START Record set

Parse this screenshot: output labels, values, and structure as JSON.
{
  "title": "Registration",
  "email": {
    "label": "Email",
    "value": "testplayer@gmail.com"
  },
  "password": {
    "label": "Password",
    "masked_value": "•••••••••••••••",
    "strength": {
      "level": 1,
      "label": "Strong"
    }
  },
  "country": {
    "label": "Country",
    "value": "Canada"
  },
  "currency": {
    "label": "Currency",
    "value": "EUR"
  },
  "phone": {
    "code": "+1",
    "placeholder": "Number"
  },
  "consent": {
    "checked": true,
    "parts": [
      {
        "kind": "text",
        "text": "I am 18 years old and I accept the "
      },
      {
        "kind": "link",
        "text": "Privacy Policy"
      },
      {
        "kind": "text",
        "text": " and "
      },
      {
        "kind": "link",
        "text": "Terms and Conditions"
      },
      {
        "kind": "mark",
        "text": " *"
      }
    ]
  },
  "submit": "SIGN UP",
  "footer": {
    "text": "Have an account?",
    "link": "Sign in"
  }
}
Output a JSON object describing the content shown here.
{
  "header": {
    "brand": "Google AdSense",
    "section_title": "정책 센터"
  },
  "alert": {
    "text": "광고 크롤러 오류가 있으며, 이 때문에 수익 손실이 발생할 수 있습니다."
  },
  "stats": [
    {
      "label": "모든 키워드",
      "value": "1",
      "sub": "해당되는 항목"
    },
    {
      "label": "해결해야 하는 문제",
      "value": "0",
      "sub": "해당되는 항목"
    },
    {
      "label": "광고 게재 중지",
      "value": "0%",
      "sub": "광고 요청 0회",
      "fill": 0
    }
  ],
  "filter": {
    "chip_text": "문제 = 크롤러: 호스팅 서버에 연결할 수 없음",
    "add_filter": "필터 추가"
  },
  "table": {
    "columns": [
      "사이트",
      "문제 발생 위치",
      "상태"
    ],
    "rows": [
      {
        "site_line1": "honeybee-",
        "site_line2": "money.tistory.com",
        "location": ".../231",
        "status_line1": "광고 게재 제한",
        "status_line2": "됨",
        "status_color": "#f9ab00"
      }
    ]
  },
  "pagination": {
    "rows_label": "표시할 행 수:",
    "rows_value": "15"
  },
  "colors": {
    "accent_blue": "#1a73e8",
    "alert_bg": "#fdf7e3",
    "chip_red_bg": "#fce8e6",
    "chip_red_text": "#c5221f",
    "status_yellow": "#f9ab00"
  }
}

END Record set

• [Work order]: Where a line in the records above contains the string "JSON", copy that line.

• [Exercise result]:
Parse this screenshot: output labels, values, and structure as JSON.
Output a JSON object describing the content shown here.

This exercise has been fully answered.